Because some of my brothers did not share the vision, they decided to exclude themselves from the new set-up – but that’s a story for another day.
Today, I’d like to address a few things. Firstly I’d like to take this moment to wish my brother and friend, Kid X, all the best on his journey as an artist and his new 88 King vision. I am super proud of him.
I have similar sentiments about Moozlie. I will love and support you guys always!
The success of Caracara put me in a position to bring some of the Cashtime Life guys to my shows and share a portion of my booking fees with them. This was done in the name of getting their brands out there and building my team.
In the spirit of empowering others, I took many of my own beats, concepts and hooks then gave them to some of the guys. Those songs quickly turned them into household names. I was happy to see everyone flourish and generate their own income!
My album, Skhanda Republic, was released in 2014 and was essentially the sole marketing tool at our disposal at the time. Kid X, Maggz and Ma-E were set to be the next ones to go off and shut down 2015 but none of their albums were ready by July of that year.
After recording DJ Vigi’s Pasop, the office decided to create an album called the Cashtime Life All Stars. But recording it took so long, I was afraid we’d miss the festive season deadline so we canned the project.
I understood how this demotivated the artists and fully expressed my apologies to them. My responsibility and personal mission became: to push them to finish their solo singles – which was always the first priority – and their albums. So Kid X released his mixtape last year and Ma-E dropped his album early this year.
Unfortunately, both offerings didn’t spawn big singles and the misperception became that they weren’t supported enough. Cashtime Life supported both the mixtape and the album financially, shot videos and put together Ma-E’s album launch tour.
Being a coach and a player at the same time is extra tough! I consciously opted to wait until Ma-E’s album dropped in order to support him. But as life would have it, in 2016, my album was now outdated. It was time for new music.

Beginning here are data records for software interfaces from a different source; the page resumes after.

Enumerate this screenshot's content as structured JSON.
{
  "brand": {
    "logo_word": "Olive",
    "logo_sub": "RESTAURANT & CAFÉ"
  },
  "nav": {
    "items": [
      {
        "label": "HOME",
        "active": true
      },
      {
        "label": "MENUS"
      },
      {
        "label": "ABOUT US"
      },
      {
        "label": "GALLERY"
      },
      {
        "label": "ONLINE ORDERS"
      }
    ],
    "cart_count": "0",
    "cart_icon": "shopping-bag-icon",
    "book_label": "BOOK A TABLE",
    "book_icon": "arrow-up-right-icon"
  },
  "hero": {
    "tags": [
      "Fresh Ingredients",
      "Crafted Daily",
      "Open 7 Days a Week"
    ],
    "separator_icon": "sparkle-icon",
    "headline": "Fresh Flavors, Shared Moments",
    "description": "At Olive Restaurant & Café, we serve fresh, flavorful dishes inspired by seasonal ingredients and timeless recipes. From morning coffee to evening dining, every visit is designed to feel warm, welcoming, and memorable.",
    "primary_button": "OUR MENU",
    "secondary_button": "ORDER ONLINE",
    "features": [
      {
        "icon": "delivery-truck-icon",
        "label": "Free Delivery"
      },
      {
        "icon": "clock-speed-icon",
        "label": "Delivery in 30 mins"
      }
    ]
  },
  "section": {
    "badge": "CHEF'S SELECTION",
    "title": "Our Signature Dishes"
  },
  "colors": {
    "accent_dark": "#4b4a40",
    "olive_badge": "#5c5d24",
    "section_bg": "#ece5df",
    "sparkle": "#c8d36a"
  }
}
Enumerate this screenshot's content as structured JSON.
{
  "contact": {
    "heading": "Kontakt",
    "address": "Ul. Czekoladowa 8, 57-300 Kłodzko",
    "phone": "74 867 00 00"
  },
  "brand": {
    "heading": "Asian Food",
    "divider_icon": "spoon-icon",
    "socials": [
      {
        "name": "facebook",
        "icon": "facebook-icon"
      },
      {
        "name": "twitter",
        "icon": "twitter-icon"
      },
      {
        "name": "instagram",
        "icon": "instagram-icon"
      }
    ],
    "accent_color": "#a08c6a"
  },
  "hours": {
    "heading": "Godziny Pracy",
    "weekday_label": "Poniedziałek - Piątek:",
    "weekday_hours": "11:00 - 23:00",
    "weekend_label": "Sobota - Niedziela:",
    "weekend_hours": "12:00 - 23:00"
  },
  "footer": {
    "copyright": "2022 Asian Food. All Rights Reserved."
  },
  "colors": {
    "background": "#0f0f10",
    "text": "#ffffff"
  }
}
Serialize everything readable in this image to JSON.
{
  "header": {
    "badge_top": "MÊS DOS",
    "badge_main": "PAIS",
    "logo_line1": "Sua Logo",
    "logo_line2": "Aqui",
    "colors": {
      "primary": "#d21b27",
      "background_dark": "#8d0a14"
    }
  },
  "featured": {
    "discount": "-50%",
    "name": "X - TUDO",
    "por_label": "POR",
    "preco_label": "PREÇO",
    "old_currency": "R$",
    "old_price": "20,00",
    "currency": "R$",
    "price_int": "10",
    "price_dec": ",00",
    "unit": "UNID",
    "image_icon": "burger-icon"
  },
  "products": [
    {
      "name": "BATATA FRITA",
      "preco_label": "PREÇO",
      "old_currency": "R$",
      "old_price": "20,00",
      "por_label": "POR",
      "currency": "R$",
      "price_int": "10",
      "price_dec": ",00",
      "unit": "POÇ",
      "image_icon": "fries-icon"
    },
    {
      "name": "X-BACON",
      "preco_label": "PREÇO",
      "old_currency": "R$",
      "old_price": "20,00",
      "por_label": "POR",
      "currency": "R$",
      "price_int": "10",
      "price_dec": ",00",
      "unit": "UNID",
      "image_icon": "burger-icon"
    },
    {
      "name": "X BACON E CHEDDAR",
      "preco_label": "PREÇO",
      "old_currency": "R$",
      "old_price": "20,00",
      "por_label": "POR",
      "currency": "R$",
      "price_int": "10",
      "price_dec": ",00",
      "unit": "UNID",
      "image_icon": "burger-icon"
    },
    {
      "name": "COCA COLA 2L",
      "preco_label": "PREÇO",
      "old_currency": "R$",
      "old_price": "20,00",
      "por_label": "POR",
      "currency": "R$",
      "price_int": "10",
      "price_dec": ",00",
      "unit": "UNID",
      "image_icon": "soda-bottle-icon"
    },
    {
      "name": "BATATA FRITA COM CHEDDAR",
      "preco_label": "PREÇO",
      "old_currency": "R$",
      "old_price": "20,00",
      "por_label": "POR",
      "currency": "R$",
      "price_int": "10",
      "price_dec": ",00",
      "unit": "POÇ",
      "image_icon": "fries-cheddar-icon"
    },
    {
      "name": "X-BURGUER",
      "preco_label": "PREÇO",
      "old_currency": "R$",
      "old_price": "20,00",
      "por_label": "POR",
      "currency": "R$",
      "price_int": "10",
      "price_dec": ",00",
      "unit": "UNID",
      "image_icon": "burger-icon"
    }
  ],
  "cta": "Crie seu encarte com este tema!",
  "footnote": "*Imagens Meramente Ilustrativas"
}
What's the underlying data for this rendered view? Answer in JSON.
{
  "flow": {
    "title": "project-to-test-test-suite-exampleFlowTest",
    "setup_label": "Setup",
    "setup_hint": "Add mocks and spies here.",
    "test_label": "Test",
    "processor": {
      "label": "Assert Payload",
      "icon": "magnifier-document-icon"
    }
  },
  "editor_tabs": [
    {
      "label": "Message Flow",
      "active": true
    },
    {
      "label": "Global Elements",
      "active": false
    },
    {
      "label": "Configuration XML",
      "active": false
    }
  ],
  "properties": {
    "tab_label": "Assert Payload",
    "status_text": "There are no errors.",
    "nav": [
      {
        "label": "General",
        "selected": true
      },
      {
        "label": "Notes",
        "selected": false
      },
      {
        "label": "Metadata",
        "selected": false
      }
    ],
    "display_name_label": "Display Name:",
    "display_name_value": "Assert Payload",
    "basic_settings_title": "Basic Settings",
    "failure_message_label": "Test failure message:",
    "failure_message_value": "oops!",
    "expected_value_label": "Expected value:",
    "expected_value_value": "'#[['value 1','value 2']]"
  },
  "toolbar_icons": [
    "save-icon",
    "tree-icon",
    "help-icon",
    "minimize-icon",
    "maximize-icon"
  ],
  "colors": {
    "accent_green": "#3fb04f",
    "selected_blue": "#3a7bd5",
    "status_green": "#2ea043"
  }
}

When my single, Papa Action, came out, some accused me of trying to kill Ma-E’s album run. That’s sad because everyone at Cashtime Life is his own man and brand. A single and a full-length project are two different products. But I had to man-up and make peace with that accusation.
When Moozlie left this year, we – like their fans – were still waiting for Maggz and Kid X to present their albums. They still were not ready. I’ll be the first to admit my leadership in Cashtime Life is not perfect – especially owing to my schedule for the past year-and-a-half – but these are my friends. So it hurts that none of them stand up for me and tell the truth that the delay of their albums dropping has nothing to do with me and everything to do with their own pace.
Cashtime Life is a small, self-funded black enterprise and we take pride in the work we do. We wish nothing but success for our whole team – past and present. Usually, I let the music do the talking so this will be the only time I address these matters in the public domain. Thank you to all those who have held Cashtime Life down through it all.